Dynamic changes of neutrophil-to-lymphocyte ratio and platelet-to-lymphocyte ratio predicts breast cancer prognosisopen access
- Kim, Ju-Yeon; Jung, Eun Jung; Kim, Jae-Myung; Lee, Han Shin; Kwag, Seung-Jin; Park, Ji-Ho; Park, Taejin; Jeong, Sang-Ho; Jeong, Chi-Young; Ju, Young-Tae
- Issue Date
- Neutrophil-to-lymphocyte ratio; Platelet-to-lymphocyte ratio; Prognostic factor; Biomarker
- BMC CANCER, v.20, no.1
- Journal Title
- BMC CANCER
- BackgroundWe aimed to identify whether neutrophil-to-lymphocyte ratio (NLR) and platelet-to-lymphocyte ratio (PLR) are more useful predictors after initial intention to treat than at the time of diagnosis.MethodsWe collected the medical data of 533 patients.
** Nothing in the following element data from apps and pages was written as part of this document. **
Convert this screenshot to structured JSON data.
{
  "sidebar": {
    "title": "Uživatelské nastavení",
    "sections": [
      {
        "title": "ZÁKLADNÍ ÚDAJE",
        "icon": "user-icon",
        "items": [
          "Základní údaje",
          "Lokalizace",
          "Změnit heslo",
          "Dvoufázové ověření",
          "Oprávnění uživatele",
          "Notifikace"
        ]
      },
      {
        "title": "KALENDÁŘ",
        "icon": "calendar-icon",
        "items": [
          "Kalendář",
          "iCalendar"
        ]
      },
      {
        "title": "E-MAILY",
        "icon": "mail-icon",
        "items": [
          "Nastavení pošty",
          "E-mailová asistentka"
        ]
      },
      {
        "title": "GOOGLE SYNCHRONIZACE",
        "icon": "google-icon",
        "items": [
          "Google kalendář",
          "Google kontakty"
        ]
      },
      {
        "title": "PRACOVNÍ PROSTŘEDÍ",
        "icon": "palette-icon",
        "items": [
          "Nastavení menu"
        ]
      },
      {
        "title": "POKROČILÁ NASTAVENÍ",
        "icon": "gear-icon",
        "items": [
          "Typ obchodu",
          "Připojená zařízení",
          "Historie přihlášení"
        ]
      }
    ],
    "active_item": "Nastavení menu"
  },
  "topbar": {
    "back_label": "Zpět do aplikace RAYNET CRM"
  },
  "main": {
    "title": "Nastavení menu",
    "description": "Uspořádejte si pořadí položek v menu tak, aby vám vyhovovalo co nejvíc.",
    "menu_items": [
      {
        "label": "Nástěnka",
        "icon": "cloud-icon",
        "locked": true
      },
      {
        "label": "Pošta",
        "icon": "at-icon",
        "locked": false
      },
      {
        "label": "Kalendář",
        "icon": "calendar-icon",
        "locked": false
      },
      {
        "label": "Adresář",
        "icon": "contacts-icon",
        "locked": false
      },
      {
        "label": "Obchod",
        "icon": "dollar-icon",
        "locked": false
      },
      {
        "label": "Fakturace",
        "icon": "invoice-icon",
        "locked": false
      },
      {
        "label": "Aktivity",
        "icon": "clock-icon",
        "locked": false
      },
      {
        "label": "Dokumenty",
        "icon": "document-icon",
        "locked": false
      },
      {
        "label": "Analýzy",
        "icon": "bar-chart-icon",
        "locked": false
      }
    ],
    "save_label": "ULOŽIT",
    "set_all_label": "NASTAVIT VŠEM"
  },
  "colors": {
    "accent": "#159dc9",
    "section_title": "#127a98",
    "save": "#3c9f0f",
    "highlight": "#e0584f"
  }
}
The results of the peripheral blood sampling before the primary treatments were labeled as initial cohort, and those obtained between 24 and 36months after initial treatment were defined as the 2nd cohort. Delayed metastasis has been defined as distant metastasis 2years after treatment, and survival outcome was estimated and compared across groups.ResultsMedian follow-up duration was 74months (24-162months), and 53 patients experienced delayed metastasis. In univariate analysis, metastasis-free survival, patient age at diagnosis, tumor size, axillary lymph node metastasis, HER-2 status, initial NLR and PLR, and 2nd NLR and PLR were found to be significantly associated with delayed metastasis. However, in multivariate analysis, only the 2nd NLR and PLR were found to be significantly associated with delayed metastasis, excluding initial NLR and PLR. Metastasis-free survival was analyzed through the pattern changes of NLR or PLR. The results revealed that patients with continued low NLR and PLR values at pre- and post-treatment (low initial values and 2nd values) showed a significantly better prognosis than those with a change in value or continued high NLR and PLR.ConclusionsWe identified that patients with persistent high NLR and PLR after initial treatment have significant worse prognosis in terms of late metastasis. Therefore, these results suggest that NLR and PLR are more useful in predicting prognosis post-treatment.
- Files in This Item
- There are no files associated with this item.
- Appears in
- College of Medicine > Department of Medicine > Journal Articles
Items in ScholarWorks are protected by copyright, with all rights reserved, unless otherwise indicated.